Fiona Griffiths is bored of the case she’s working on, going over the financial records of an ex-cop turned thief, when another case comes up, and it’s about much more than theft. A prostitute and her young daughter are found in a squalid house, and the manner of murder of the little girl is horrendous. Something about the case captures Fi’s attention, and she begins to insert herself into the investigation any way she can. Focused, intense, and a little strange, Fi is determined to find out who killed this little girl, and the killer may be connected to her current case. A credit card belonging to a very wealthy man, who supposedly died in a plane crash, is found at the crime scene and it turns out Fiona’s thief may have more to do with this case than she initially thought, but he’s keeping things close to the vest. Unfortunately, Fi has a tendency to go off on her own, at the consternation of her boss. As she follows the clues and turns up evidence of abuse and victimization of the most horrifying kind, she also has to confront her own mysterious past.

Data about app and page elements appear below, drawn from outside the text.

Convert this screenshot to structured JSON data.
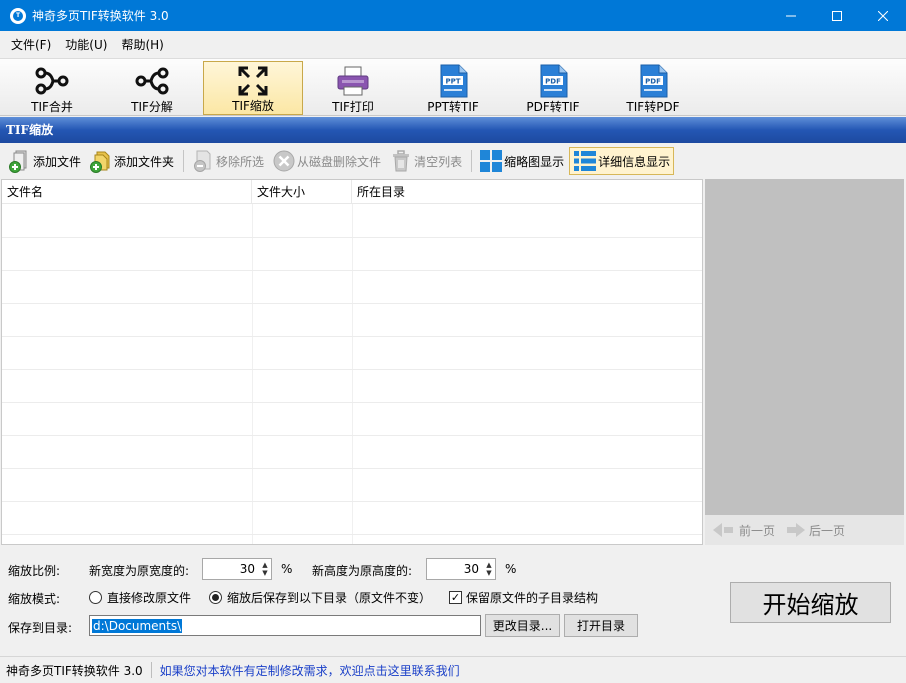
{
  "window": {
    "title": "神奇多页TIF转换软件 3.0",
    "minimize": "—",
    "maximize": "☐",
    "close": "✕"
  },
  "menu": [
    "文件(F)",
    "功能(U)",
    "帮助(H)"
  ],
  "main_toolbar": [
    {
      "label": "TIF合并",
      "icon": "merge-icon"
    },
    {
      "label": "TIF分解",
      "icon": "split-icon"
    },
    {
      "label": "TIF缩放",
      "icon": "resize-icon",
      "active": true
    },
    {
      "label": "TIF打印",
      "icon": "printer-icon"
    },
    {
      "label": "PPT转TIF",
      "icon": "ppt-file-icon",
      "badge": "PPT"
    },
    {
      "label": "PDF转TIF",
      "icon": "pdf-file-icon",
      "badge": "PDF"
    },
    {
      "label": "TIF转PDF",
      "icon": "pdf-file-icon",
      "badge": "PDF"
    }
  ],
  "section_title": "TIF缩放",
  "file_toolbar": {
    "add_file": "添加文件",
    "add_folder": "添加文件夹",
    "remove_selected": "移除所选",
    "delete_from_disk": "从磁盘删除文件",
    "clear_list": "清空列表",
    "thumbnail_view": "缩略图显示",
    "detail_view": "详细信息显示"
  },
  "file_list": {
    "columns": [
      "文件名",
      "文件大小",
      "所在目录"
    ],
    "rows": []
  },
  "pager": {
    "prev": "前一页",
    "next": "后一页"
  },
  "options": {
    "scale_label": "缩放比例:",
    "width_label": "新宽度为原宽度的:",
    "width_value": "30",
    "height_label": "新高度为原高度的:",
    "height_value": "30",
    "percent": "%",
    "mode_label": "缩放模式:",
    "mode_direct": "直接修改原文件",
    "mode_save": "缩放后保存到以下目录（原文件不变）",
    "keep_structure": "保留原文件的子目录结构",
    "save_label": "保存到目录:",
    "save_path": "d:\\Documents\\",
    "change_dir": "更改目录...",
    "open_dir": "打开目录",
    "start": "开始缩放"
  },
  "status": {
    "version": "神奇多页TIF转换软件 3.0",
    "link": "如果您对本软件有定制修改需求，欢迎点击这里联系我们"
  }
}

Talking to the Dead is told in Fiona’s voice, and what a voice! Brilliant, odd, and very self-aware, Fiona is as fascinating, maybe even more so, then the actual case she’s working. Yes, this has all the hallmarks of a procedural, and the desire to see justice done for these women, and especially for the little girl, April, is strong. However, it’s also a study of a young woman still finding her way after a horrible experience with mental illness as a teenager. For Fiona, every emotion, every feeling is a gift, because she went so long without feeling anything. Her struggle to live a normal life (or be a part of Planet Normal, as she puts it) is poignant and bittersweet, and the author keeps you guessing about the origins of her illness until the end. The author navigates Fiona and her world with a deft touch, and yet doesn’t shy away from her willingness to see justice done and go to nearly any lengths to do just that. Talking to the Dead reminded me quite a bit of Sara Gran’s Claire DeWitt and the City of the Dead, mainly because of the protagonists, but also in how Harry Bingham uses the Welsh setting to contribute much of the mood and heft to the story, while brilliantly profiling a driven woman that is so often at odds with herself and her world. I’m officially a Bingham fan, and will eagerly look forward to his next novel.